Brief: Go through the records and copy each line where the string "text" occurs.

Material provided:

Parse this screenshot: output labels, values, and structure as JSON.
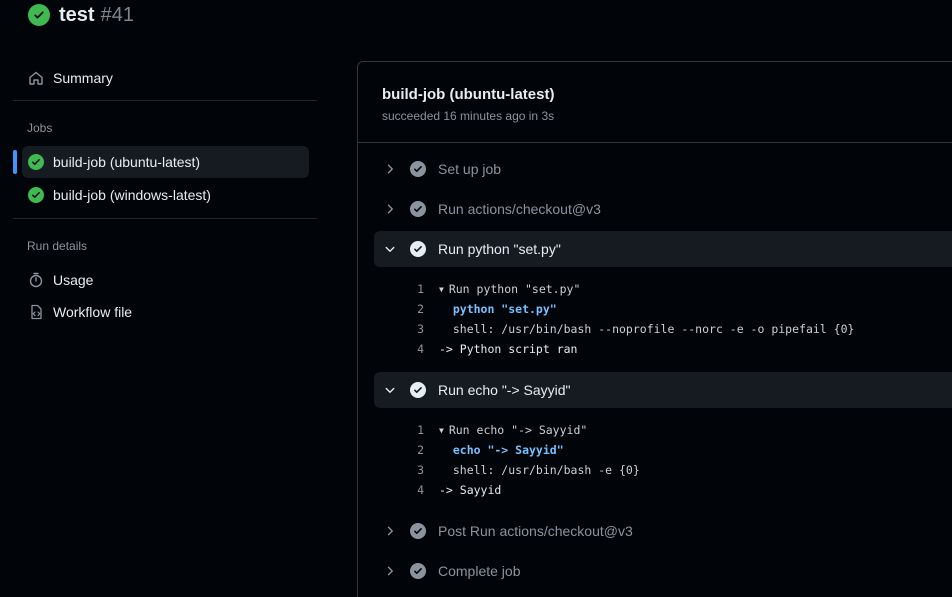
{
  "header": {
    "title": "test",
    "run_number": "#41"
  },
  "sidebar": {
    "summary_label": "Summary",
    "jobs_label": "Jobs",
    "jobs": [
      {
        "label": "build-job (ubuntu-latest)",
        "active": true
      },
      {
        "label": "build-job (windows-latest)",
        "active": false
      }
    ],
    "run_details_label": "Run details",
    "usage_label": "Usage",
    "workflow_file_label": "Workflow file"
  },
  "job": {
    "title": "build-job (ubuntu-latest)",
    "subtitle": "succeeded 16 minutes ago in 3s"
  },
  "steps": [
    {
      "label": "Set up job",
      "expanded": false
    },
    {
      "label": "Run actions/checkout@v3",
      "expanded": false
    },
    {
      "label": "Run python \"set.py\"",
      "expanded": true,
      "log": [
        {
          "n": "1",
          "text": "Run python \"set.py\"",
          "kind": "group"
        },
        {
          "n": "2",
          "text": "  python \"set.py\"",
          "kind": "cmd"
        },
        {
          "n": "3",
          "text": "  shell: /usr/bin/bash --noprofile --norc -e -o pipefail {0}",
          "kind": "shell"
        },
        {
          "n": "4",
          "text": "-> Python script ran",
          "kind": "out"
        }
      ]
    },
    {
      "label": "Run echo \"-> Sayyid\"",
      "expanded": true,
      "log": [
        {
          "n": "1",
          "text": "Run echo \"-> Sayyid\"",
          "kind": "group"
        },
        {
          "n": "2",
          "text": "  echo \"-> Sayyid\"",
          "kind": "cmd"
        },
        {
          "n": "3",
          "text": "  shell: /usr/bin/bash -e {0}",
          "kind": "shell"
        },
        {
          "n": "4",
          "text": "-> Sayyid",
          "kind": "out"
        }
      ]
    },
    {
      "label": "Post Run actions/checkout@v3",
      "expanded": false
    },
    {
      "label": "Complete job",
      "expanded": false
    }
  ],
  "colors": {
    "success": "#3fb950",
    "accent": "#4493f8",
    "muted": "#8b949e",
    "command": "#79c0ff"
  }
}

Completed exercise:
          "text": "Run python \"set.py\"",
          "text": "  python \"set.py\"",
          "text": "  shell: /usr/bin/bash --noprofile --norc -e -o pipefail {0}",
          "text": "-> Python script ran",
          "text": "Run echo \"-> Sayyid\"",
          "text": "  echo \"-> Sayyid\"",
          "text": "  shell: /usr/bin/bash -e {0}",
          "text": "-> Sayyid",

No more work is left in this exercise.